(Dataset rows for apps and sites)
---------------

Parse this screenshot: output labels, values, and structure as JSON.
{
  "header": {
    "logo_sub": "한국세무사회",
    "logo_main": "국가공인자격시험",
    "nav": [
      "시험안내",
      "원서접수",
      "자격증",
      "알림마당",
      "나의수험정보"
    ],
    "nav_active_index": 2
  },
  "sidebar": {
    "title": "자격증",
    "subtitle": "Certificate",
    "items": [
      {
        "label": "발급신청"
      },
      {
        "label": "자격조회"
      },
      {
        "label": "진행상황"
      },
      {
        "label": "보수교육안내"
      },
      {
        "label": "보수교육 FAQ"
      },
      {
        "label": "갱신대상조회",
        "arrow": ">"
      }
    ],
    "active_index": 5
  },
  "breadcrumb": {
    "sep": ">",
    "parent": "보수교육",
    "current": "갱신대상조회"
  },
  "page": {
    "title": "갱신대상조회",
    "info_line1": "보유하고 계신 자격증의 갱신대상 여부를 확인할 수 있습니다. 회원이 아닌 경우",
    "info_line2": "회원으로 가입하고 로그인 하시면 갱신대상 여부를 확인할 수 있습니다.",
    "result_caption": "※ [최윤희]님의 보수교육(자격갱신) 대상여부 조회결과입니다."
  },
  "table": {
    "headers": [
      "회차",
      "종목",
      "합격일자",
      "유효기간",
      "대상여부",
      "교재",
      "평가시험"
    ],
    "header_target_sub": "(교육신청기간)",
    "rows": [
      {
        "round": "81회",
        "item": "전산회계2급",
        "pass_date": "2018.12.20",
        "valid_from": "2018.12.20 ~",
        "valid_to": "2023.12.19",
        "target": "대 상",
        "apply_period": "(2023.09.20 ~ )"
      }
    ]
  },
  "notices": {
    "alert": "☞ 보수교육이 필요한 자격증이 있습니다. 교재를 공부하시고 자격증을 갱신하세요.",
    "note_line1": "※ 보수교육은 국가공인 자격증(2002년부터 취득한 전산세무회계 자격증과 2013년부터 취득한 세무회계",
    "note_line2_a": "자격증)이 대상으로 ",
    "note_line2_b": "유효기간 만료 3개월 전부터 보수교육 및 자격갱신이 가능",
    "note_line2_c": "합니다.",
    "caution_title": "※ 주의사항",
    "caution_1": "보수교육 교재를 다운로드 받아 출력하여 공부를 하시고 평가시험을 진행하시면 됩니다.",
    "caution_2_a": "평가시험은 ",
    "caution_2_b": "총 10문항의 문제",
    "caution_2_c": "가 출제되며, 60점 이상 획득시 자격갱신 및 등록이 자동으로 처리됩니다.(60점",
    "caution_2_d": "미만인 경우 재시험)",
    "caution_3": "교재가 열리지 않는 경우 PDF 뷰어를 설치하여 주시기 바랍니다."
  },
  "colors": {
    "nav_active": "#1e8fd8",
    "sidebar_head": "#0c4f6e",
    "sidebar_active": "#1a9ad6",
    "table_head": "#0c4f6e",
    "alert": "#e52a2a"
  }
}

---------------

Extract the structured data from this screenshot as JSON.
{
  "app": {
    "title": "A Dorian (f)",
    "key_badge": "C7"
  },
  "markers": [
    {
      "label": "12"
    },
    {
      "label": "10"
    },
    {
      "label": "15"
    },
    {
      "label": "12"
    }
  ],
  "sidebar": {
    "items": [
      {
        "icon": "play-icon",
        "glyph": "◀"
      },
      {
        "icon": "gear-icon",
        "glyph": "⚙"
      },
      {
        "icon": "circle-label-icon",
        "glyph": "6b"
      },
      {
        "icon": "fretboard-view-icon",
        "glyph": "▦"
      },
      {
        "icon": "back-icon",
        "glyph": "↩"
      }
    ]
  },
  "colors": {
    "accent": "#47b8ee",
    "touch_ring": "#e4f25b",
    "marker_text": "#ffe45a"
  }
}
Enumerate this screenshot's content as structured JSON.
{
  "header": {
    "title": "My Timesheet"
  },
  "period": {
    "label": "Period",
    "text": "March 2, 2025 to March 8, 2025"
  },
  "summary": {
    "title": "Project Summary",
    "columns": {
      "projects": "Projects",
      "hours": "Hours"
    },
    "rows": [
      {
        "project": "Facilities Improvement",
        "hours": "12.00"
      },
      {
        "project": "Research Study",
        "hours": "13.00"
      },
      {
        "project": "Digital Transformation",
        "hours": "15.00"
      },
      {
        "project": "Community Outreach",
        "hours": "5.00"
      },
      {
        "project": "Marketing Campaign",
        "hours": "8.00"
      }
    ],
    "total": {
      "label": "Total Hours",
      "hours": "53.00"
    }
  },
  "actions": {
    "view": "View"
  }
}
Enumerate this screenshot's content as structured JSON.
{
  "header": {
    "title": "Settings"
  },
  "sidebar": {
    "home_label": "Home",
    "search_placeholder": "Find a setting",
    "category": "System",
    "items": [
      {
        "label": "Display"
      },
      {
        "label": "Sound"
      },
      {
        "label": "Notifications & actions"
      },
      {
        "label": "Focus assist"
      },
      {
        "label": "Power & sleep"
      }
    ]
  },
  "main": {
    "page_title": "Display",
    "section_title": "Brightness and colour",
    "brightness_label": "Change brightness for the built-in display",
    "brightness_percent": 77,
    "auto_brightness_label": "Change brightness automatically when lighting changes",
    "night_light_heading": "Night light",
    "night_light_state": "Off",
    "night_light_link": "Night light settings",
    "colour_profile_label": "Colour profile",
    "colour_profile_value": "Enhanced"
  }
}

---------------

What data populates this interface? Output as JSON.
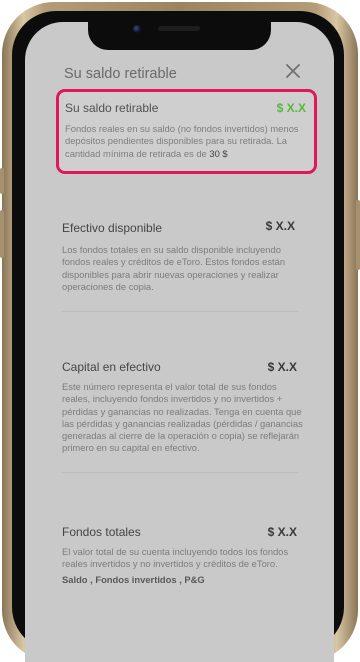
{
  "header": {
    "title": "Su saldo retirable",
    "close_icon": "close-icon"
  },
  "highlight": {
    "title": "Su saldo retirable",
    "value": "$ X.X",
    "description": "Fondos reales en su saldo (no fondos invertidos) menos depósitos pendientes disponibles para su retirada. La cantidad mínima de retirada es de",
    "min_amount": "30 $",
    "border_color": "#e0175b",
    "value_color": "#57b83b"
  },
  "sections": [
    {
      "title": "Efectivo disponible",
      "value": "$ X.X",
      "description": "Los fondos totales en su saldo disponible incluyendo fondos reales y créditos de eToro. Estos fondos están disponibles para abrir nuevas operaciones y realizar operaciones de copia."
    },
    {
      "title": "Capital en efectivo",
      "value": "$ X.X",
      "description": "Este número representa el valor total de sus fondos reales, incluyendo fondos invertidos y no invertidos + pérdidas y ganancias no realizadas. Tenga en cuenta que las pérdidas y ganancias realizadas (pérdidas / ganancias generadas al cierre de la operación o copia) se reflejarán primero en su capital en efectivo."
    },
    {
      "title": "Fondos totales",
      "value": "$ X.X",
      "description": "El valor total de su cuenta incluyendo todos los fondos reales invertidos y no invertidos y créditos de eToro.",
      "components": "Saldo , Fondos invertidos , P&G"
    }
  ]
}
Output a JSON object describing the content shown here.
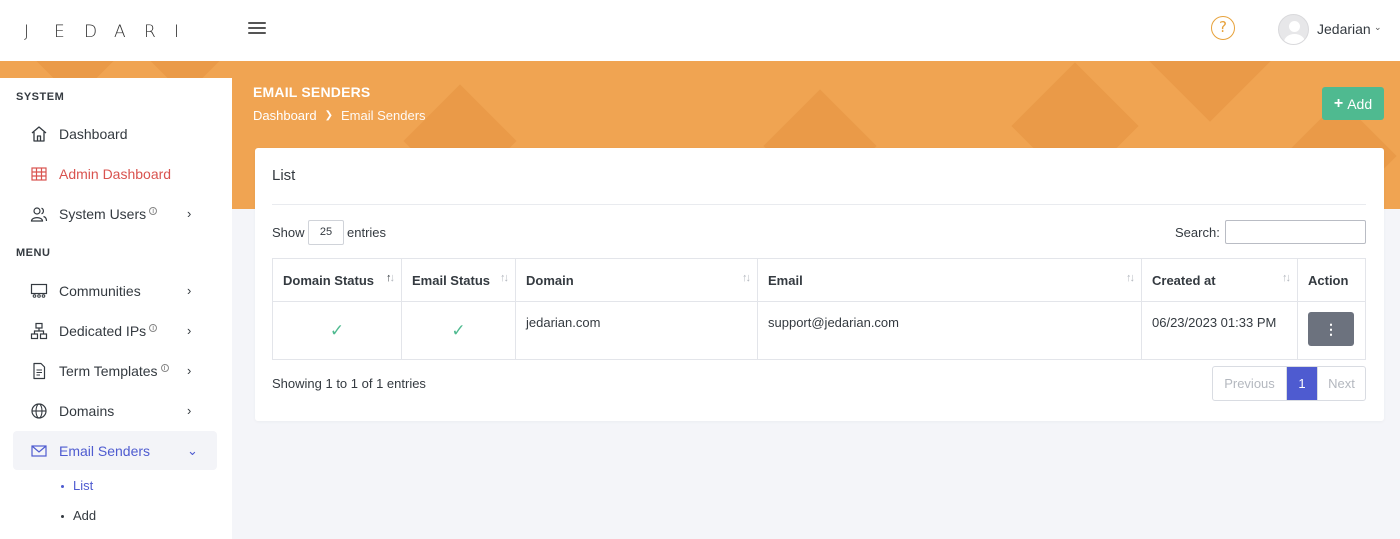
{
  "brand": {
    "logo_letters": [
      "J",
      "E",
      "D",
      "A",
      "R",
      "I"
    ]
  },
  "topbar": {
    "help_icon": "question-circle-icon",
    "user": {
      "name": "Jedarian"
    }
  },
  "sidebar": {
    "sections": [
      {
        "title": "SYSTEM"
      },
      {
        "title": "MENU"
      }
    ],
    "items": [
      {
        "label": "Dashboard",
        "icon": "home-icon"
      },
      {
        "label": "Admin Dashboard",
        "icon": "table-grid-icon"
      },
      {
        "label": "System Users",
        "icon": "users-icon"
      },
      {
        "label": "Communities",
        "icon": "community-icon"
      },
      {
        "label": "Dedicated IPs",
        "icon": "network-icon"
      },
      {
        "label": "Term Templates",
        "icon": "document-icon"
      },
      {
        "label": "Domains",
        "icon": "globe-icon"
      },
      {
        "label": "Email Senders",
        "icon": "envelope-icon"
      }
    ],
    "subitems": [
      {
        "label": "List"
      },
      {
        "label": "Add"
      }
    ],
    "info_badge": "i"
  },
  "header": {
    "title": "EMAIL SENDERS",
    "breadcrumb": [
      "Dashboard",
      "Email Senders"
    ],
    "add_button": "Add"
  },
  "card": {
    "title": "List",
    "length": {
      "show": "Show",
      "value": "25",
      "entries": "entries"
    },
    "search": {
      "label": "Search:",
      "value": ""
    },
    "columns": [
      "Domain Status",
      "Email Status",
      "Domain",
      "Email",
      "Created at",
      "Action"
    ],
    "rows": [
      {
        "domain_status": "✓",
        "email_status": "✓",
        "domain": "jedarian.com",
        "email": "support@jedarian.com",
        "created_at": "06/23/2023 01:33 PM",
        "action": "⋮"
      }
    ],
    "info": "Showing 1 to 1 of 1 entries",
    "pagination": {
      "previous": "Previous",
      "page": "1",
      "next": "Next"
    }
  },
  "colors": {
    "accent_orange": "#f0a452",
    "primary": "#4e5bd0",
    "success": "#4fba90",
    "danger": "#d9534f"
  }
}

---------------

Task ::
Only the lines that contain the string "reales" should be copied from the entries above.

Result ::
    "description": "Fondos reales en su saldo (no fondos invertidos) menos depósitos pendientes disponibles para su retirada. La cantidad mínima de retirada es de",
      "description": "Los fondos totales en su saldo disponible incluyendo fondos reales y créditos de eToro. Estos fondos están disponibles para abrir nuevas operaciones y realizar operaciones de copia."
      "description": "Este número representa el valor total de sus fondos reales, incluyendo fondos invertidos y no invertidos + pérdidas y ganancias no realizadas. Tenga en cuenta que las pérdidas y ganancias realizadas (pérdidas / ganancias generadas al cierre de la operación o copia) se reflejarán primero en su capital en efectivo."
      "description": "El valor total de su cuenta incluyendo todos los fondos reales invertidos y no invertidos y créditos de eToro.",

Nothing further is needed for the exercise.